* [Aim of the task]
Search the records for the string "title", then copy each line that has it.

* [Interface dataset entries]
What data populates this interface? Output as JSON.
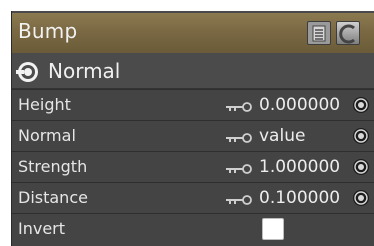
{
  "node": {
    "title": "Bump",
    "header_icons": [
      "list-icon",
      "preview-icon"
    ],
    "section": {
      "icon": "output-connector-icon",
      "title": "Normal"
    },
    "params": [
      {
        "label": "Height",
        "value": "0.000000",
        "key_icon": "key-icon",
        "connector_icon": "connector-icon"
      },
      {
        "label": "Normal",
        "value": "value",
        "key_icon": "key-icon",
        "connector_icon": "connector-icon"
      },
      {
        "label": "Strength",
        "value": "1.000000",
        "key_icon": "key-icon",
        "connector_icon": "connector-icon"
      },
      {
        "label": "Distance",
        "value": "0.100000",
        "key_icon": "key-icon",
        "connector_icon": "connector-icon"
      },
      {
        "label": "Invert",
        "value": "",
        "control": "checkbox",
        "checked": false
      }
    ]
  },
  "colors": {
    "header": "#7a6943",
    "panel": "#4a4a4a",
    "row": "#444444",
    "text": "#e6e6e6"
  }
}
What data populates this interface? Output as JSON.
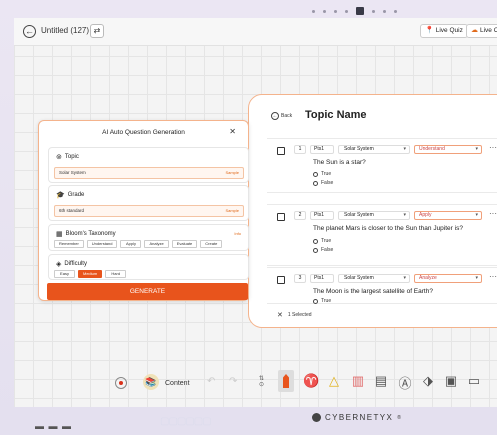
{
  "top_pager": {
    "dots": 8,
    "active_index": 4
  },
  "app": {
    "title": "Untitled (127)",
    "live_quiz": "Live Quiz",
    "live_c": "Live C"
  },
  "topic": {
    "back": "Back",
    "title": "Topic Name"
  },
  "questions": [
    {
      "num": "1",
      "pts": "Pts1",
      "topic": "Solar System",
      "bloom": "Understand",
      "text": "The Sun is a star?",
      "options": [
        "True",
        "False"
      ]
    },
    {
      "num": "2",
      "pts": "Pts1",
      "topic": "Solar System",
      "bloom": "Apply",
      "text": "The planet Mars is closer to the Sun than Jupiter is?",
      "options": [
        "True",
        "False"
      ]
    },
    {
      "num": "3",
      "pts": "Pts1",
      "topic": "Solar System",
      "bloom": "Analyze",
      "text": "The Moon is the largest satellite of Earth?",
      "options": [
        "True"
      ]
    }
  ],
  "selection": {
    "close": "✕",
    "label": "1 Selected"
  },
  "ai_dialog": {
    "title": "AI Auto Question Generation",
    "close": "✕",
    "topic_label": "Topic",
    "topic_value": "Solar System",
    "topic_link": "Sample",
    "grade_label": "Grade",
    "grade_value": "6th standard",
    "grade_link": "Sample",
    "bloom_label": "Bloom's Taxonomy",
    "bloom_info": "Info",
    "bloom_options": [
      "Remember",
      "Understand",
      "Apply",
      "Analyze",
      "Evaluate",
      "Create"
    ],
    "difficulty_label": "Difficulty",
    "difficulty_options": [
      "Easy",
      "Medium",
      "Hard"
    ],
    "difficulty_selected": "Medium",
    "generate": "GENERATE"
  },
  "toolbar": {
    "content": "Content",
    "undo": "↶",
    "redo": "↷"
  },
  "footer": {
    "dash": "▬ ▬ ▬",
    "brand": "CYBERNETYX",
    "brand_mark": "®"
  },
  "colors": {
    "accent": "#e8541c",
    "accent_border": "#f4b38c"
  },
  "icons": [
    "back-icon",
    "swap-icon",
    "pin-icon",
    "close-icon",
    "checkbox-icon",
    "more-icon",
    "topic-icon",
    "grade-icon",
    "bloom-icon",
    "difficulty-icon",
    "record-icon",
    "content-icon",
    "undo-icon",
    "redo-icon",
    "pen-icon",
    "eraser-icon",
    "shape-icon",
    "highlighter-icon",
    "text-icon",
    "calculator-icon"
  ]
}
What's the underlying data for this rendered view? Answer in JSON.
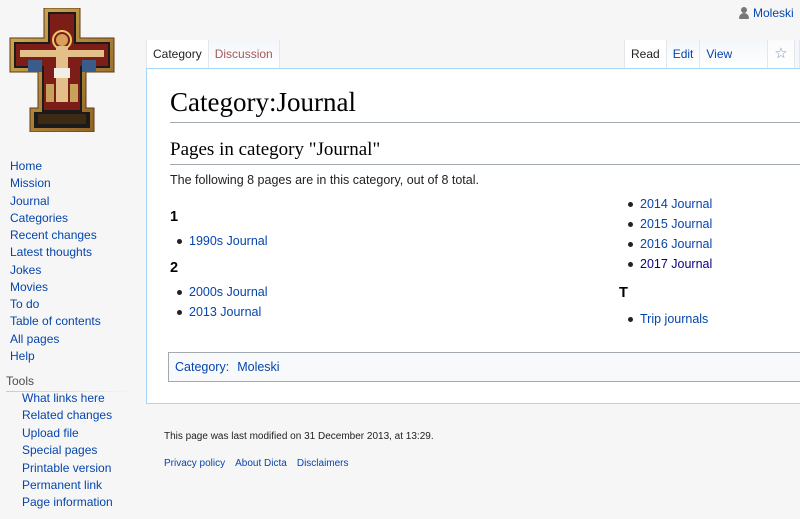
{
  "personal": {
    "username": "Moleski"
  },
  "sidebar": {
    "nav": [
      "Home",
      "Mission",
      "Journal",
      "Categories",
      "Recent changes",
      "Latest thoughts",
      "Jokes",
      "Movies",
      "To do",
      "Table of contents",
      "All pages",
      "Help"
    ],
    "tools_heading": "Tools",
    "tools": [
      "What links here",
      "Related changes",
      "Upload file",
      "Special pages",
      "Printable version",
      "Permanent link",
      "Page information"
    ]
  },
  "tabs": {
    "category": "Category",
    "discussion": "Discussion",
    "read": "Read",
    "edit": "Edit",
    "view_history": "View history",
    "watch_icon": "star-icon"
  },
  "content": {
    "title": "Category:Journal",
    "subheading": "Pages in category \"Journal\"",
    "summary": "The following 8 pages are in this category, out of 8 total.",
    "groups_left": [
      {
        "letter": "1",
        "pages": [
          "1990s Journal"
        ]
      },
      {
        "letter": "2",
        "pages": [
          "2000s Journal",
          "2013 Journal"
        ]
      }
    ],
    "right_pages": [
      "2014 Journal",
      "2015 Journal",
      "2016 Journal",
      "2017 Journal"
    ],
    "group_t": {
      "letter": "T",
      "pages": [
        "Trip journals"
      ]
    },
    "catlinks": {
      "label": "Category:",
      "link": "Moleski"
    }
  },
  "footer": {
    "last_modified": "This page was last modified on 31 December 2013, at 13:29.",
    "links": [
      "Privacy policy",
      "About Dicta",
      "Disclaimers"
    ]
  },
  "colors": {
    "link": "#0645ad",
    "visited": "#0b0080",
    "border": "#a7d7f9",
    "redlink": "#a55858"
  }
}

* [Problem solution]
    "title": "Bump",
      "title": "Normal"
    "title": "Untitled (127)",
    "title": "Topic Name"
    "title": "AI Auto Question Generation",
    "title": "Category:Journal",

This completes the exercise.